Let’s say you get a little older and have a fear of the dark — the unknown can be scary sometimes. When it’s time to go to bed, you might be afraid of things your mind might make you think is there. But you can’t let that stop you from getting a good night’s rest. That is what needs to be done, and you have to believe that you are braver/stronger/capable of defeating any monster that is dumb enough to hide in the dark in your room. Plus, you should remember that I also have special powers that can detect monsters anywhere within 100 miles from home, and if one came into your room, I would beat him up and send him back to Monsters, Inc.

Fear has a funny way of keeping people from doing things they want to do when they’re older. Grown ups get comfortable doing things that they don’t really like to do because it’s easy or they know how to do it. Just because we know how to do something, doesn’t mean we like doing it. We do something for so long, we are afraid to do something else sometimes because we have a fear that we will fail at it.

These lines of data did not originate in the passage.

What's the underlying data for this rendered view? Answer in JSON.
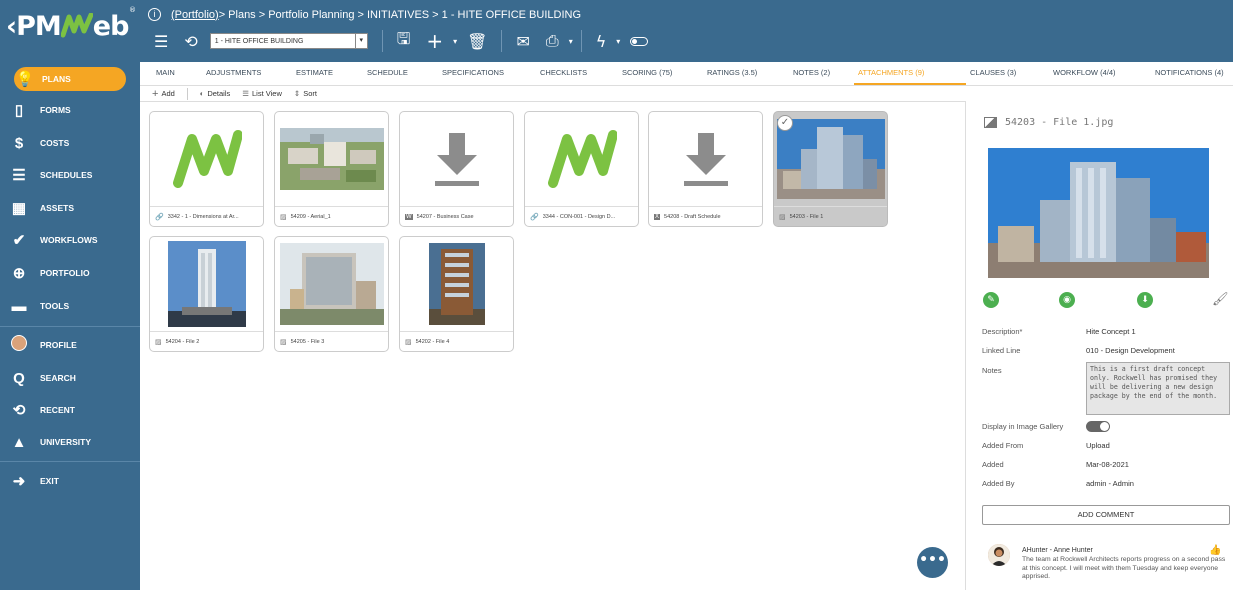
{
  "app": {
    "logo_text": "‹PMWeb",
    "reg": "®"
  },
  "breadcrumb": {
    "portfolio": "(Portfolio)",
    "rest": " > Plans > Portfolio Planning > INITIATIVES > 1 - HITE OFFICE BUILDING"
  },
  "toolbar": {
    "project_select": "1 - HITE OFFICE BUILDING"
  },
  "sidebar": {
    "items": [
      {
        "label": "PLANS",
        "icon": "lightbulb-icon"
      },
      {
        "label": "FORMS",
        "icon": "document-icon"
      },
      {
        "label": "COSTS",
        "icon": "dollar-icon"
      },
      {
        "label": "SCHEDULES",
        "icon": "schedule-bars-icon"
      },
      {
        "label": "ASSETS",
        "icon": "building-icon"
      },
      {
        "label": "WORKFLOWS",
        "icon": "check-icon"
      },
      {
        "label": "PORTFOLIO",
        "icon": "globe-icon"
      },
      {
        "label": "TOOLS",
        "icon": "briefcase-icon"
      },
      {
        "label": "PROFILE",
        "icon": "avatar-icon"
      },
      {
        "label": "SEARCH",
        "icon": "search-icon"
      },
      {
        "label": "RECENT",
        "icon": "history-icon"
      },
      {
        "label": "UNIVERSITY",
        "icon": "graduation-cap-icon"
      },
      {
        "label": "EXIT",
        "icon": "exit-icon"
      }
    ]
  },
  "tabs": [
    {
      "label": "MAIN"
    },
    {
      "label": "ADJUSTMENTS"
    },
    {
      "label": "ESTIMATE"
    },
    {
      "label": "SCHEDULE"
    },
    {
      "label": "SPECIFICATIONS"
    },
    {
      "label": "CHECKLISTS"
    },
    {
      "label": "SCORING (75)"
    },
    {
      "label": "RATINGS (3.5)"
    },
    {
      "label": "NOTES (2)"
    },
    {
      "label": "ATTACHMENTS (9)"
    },
    {
      "label": "CLAUSES (3)"
    },
    {
      "label": "WORKFLOW (4/4)"
    },
    {
      "label": "NOTIFICATIONS (4)"
    }
  ],
  "actions": {
    "add": "Add",
    "details": "Details",
    "list_view": "List View",
    "sort": "Sort"
  },
  "attachments": [
    {
      "caption": "3342 - 1 - Dimensions at Ar...",
      "type": "link"
    },
    {
      "caption": "54209 - Aerial_1",
      "type": "image"
    },
    {
      "caption": "54207 - Business Case",
      "type": "word"
    },
    {
      "caption": "3344 - CON-001 - Design D...",
      "type": "link"
    },
    {
      "caption": "54208 - Draft Schedule",
      "type": "excel"
    },
    {
      "caption": "54203 - File 1",
      "type": "image"
    },
    {
      "caption": "54204 - File 2",
      "type": "image"
    },
    {
      "caption": "54205 - File 3",
      "type": "image"
    },
    {
      "caption": "54202 - File 4",
      "type": "image"
    }
  ],
  "detail": {
    "title": "54203 - File 1.jpg",
    "fields": {
      "description_label": "Description*",
      "description": "Hite Concept 1",
      "linked_line_label": "Linked Line",
      "linked_line": "010 - Design Development",
      "notes_label": "Notes",
      "notes": "This is a first draft concept only. Rockwell has promised they will be delivering a new design package by the end of the month.",
      "gallery_label": "Display in Image Gallery",
      "added_from_label": "Added From",
      "added_from": "Upload",
      "added_label": "Added",
      "added": "Mar-08-2021",
      "added_by_label": "Added By",
      "added_by": "admin - Admin"
    },
    "add_comment": "ADD COMMENT",
    "comment": {
      "author": "AHunter - Anne Hunter",
      "text": "The team at Rockwell Architects reports progress on a second pass at this concept. I will meet with them Tuesday and keep everyone apprised."
    }
  },
  "colors": {
    "accent": "#f5a623",
    "brand": "#3a6a8e",
    "action_green": "#4caf50"
  }
}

Grown ups have a great imagination when it comes to failing at things. We are afraid to exercise because we think we’ll hurt ourselves. We are afraid to leave our job because we fear that doing the thing we love to do won’t work out. We have a constant fear of not being good enough, so we continue to do the things we hate because there is comfort in complacency (that is a word that means doing boring things over and over and over again).

Here is the point of all of this. If I ask you to not be afraid of the dark, I should also ask myself to no be afraid of doing the things that scare me. Sometimes, starting something new can feel like standing at the bottom of a mountain that you need to climb. You might think that it will take forever, or that it would be easier to turn around and start your climb tomorrow/next week/ next year, but the truth is, the more you climb, the small the mountain begins to look. And before you know it, you’re at the top.

Here is my deal with you, son. If you promise to be brave whenever you are afraid, then I promise to do the same, and we both will achieve everything we set our minds to.